> About this task
Report all lines in the records that hold the string "true".

◆ ◆ ◆ ◆

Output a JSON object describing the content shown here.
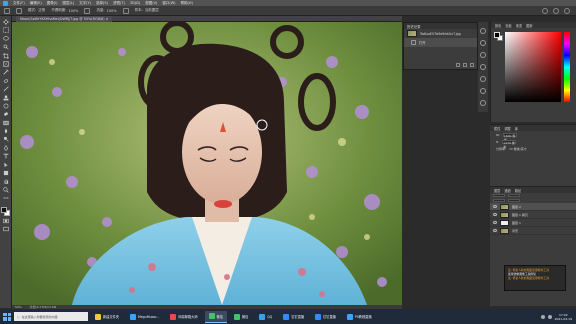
{
  "menubar": {
    "items": [
      "文件(F)",
      "编辑(E)",
      "图像(I)",
      "图层(L)",
      "文字(Y)",
      "选择(S)",
      "滤镜(T)",
      "3D(D)",
      "视图(V)",
      "窗口(W)",
      "帮助(H)"
    ]
  },
  "options": {
    "mode_label": "模式:",
    "mode_value": "正常",
    "opacity_label": "不透明度:",
    "opacity_value": "100%",
    "flow_label": "流量:",
    "flow_value": "100%",
    "sample_label": "样本:",
    "sample_value": "当前图层"
  },
  "document": {
    "tab_title": "Moon(SeWrYKSHhaMei(DWRJJT.jpg @ 50%(RGB/8) ×"
  },
  "history_panel": {
    "title": "历史记录",
    "snapshot": "TwKuoEV7b9e9rbtUuT.jpg",
    "step": "打开"
  },
  "color_panel": {
    "tabs": [
      "颜色",
      "色板",
      "渐变",
      "图案"
    ]
  },
  "properties_panel": {
    "tabs": [
      "属性",
      "调整",
      "库"
    ],
    "rows": [
      {
        "label": "W:",
        "value": "1600 像素"
      },
      {
        "label": "H:",
        "value": "1479 像素"
      },
      {
        "label": "分辨率:",
        "value": "72 像素/英寸"
      }
    ]
  },
  "layers_panel": {
    "tabs": [
      "图层",
      "通道",
      "路径"
    ],
    "layers": [
      {
        "name": "图层 2",
        "white": false
      },
      {
        "name": "图层 1 拷贝",
        "white": false
      },
      {
        "name": "图层 1",
        "white": true
      },
      {
        "name": "背景",
        "white": false
      }
    ],
    "notice": [
      {
        "text": "注: 修复人脸的瑕疵使用修补工具",
        "accent": true
      },
      {
        "text": "使用仿制图章工具修复",
        "accent": false
      },
      {
        "text": "注: 修复人脸的瑕疵使用修补工具",
        "accent": true
      }
    ]
  },
  "status": {
    "zoom": "50%",
    "doc_info": "文档:6.77M/13.5M"
  },
  "taskbar": {
    "search_placeholder": "在这里输入你要搜索的内容",
    "tasks": [
      {
        "label": "新建文件夹",
        "color": "#f5c542",
        "active": false
      },
      {
        "label": "MeguMuoor...",
        "color": "#31a8ff",
        "active": false
      },
      {
        "label": "网易邮箱大师",
        "color": "#e44c4c",
        "active": false
      },
      {
        "label": "微信",
        "color": "#45c267",
        "active": true
      },
      {
        "label": "微信",
        "color": "#45c267",
        "active": false
      },
      {
        "label": "QQ",
        "color": "#3aa0e8",
        "active": false
      },
      {
        "label": "钉钉直播",
        "color": "#2f8bff",
        "active": false
      },
      {
        "label": "钉钉直播",
        "color": "#2f8bff",
        "active": false
      },
      {
        "label": "PS教程直播",
        "color": "#31a8ff",
        "active": false
      }
    ],
    "time": "17:02",
    "date": "2021-04-19"
  }
}
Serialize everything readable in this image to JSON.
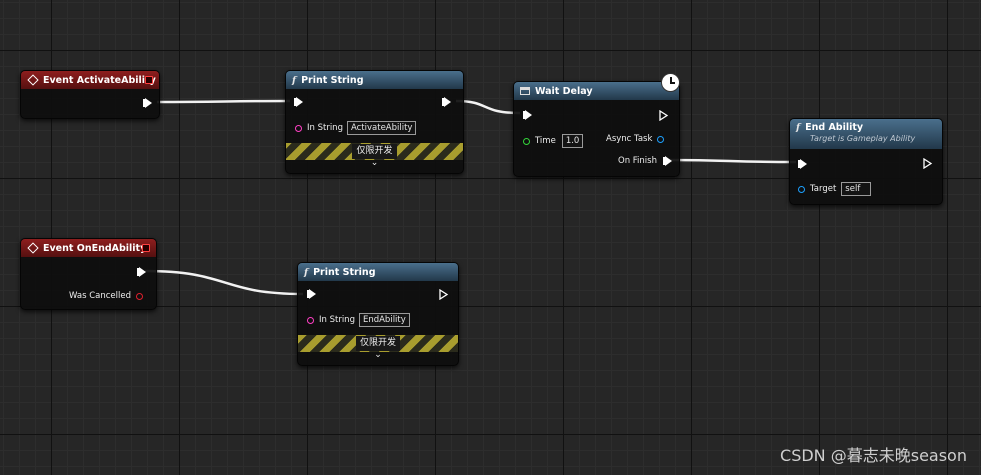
{
  "nodes": {
    "event_activate": {
      "title": "Event ActivateAbility"
    },
    "print_string_1": {
      "title": "Print String",
      "pin_label": "In String",
      "value": "ActivateAbility",
      "dev_label": "仅限开发",
      "expand": "⌄"
    },
    "wait_delay": {
      "title": "Wait Delay",
      "time_label": "Time",
      "time_value": "1.0",
      "async_label": "Async Task",
      "finish_label": "On Finish"
    },
    "end_ability": {
      "title": "End Ability",
      "subtitle": "Target is Gameplay Ability",
      "target_label": "Target",
      "target_value": "self"
    },
    "event_end": {
      "title": "Event OnEndAbility",
      "cancel_label": "Was Cancelled"
    },
    "print_string_2": {
      "title": "Print String",
      "pin_label": "In String",
      "value": "EndAbility",
      "dev_label": "仅限开发",
      "expand": "⌄"
    }
  },
  "icons": {
    "function": "f",
    "event": "event-diamond-icon",
    "latent": "clock-icon"
  },
  "colors": {
    "event_header": "#8e1e1e",
    "function_header": "#4a6f8c",
    "string_pin": "#ff3fc4",
    "float_pin": "#33d63a",
    "object_pin": "#1ca0ff",
    "bool_pin": "#e0202e"
  },
  "watermark": "CSDN @暮志未晚season"
}
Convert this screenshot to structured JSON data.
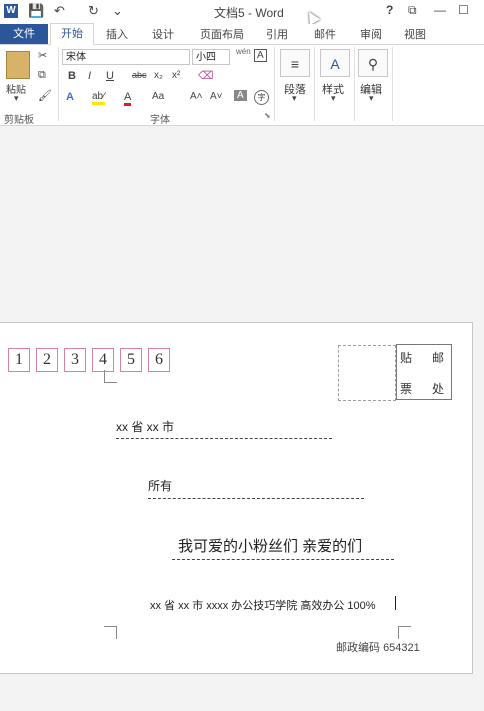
{
  "window": {
    "title": "文档5 - Word",
    "help": "?",
    "restore_ribbon": "⧉",
    "minimize": "—",
    "maximize": "☐"
  },
  "qat": {
    "save": "💾",
    "undo": "↶",
    "redo": "↻",
    "more": "⌄"
  },
  "tabs": {
    "file": "文件",
    "home": "开始",
    "insert": "插入",
    "design": "设计",
    "layout": "页面布局",
    "references": "引用",
    "mailings": "邮件",
    "review": "审阅",
    "view": "视图"
  },
  "ribbon": {
    "clipboard": {
      "paste": "粘贴",
      "label": "剪贴板"
    },
    "font": {
      "name": "宋体",
      "size": "小四",
      "bold": "B",
      "italic": "I",
      "underline": "U",
      "strike": "abc",
      "subscript": "x₂",
      "superscript": "x²",
      "text_effects": "A",
      "highlight": "ab⁄",
      "font_color": "A",
      "change_case": "Aa",
      "grow": "A˄",
      "shrink": "A˅",
      "shading": "A",
      "enclose": "字",
      "pinyin": "wén",
      "char_border": "A",
      "label": "字体"
    },
    "paragraph": {
      "label": "段落"
    },
    "styles": {
      "label": "样式"
    },
    "editing": {
      "label": "编辑"
    }
  },
  "document": {
    "zip_digits": [
      "1",
      "2",
      "3",
      "4",
      "5",
      "6"
    ],
    "stamp": [
      "贴",
      "邮",
      "票",
      "处"
    ],
    "address": "xx 省 xx 市",
    "recipient": "所有",
    "greeting": "我可爱的小粉丝们  亲爱的们",
    "sender": "xx 省 xx 市 xxxx  办公技巧学院  高效办公 100%",
    "postal_code_label": "邮政编码",
    "postal_code": "654321"
  }
}
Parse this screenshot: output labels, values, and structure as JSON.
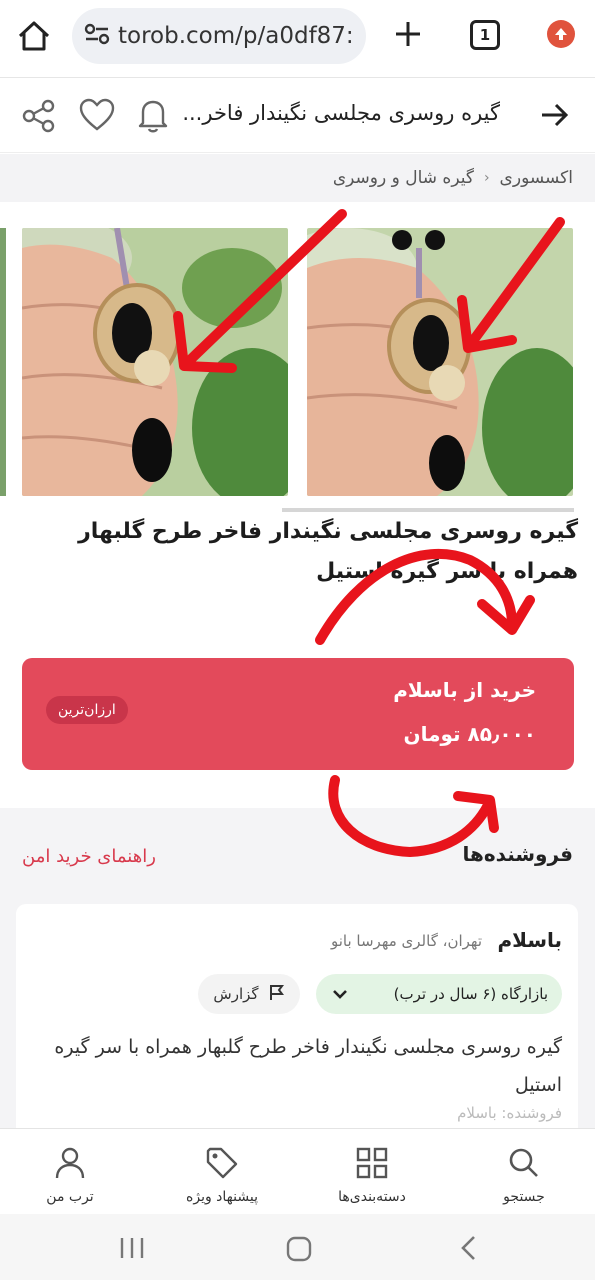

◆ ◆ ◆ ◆

> Final answer
        "white": true
        "accent": true
        "accent": true
        "active": true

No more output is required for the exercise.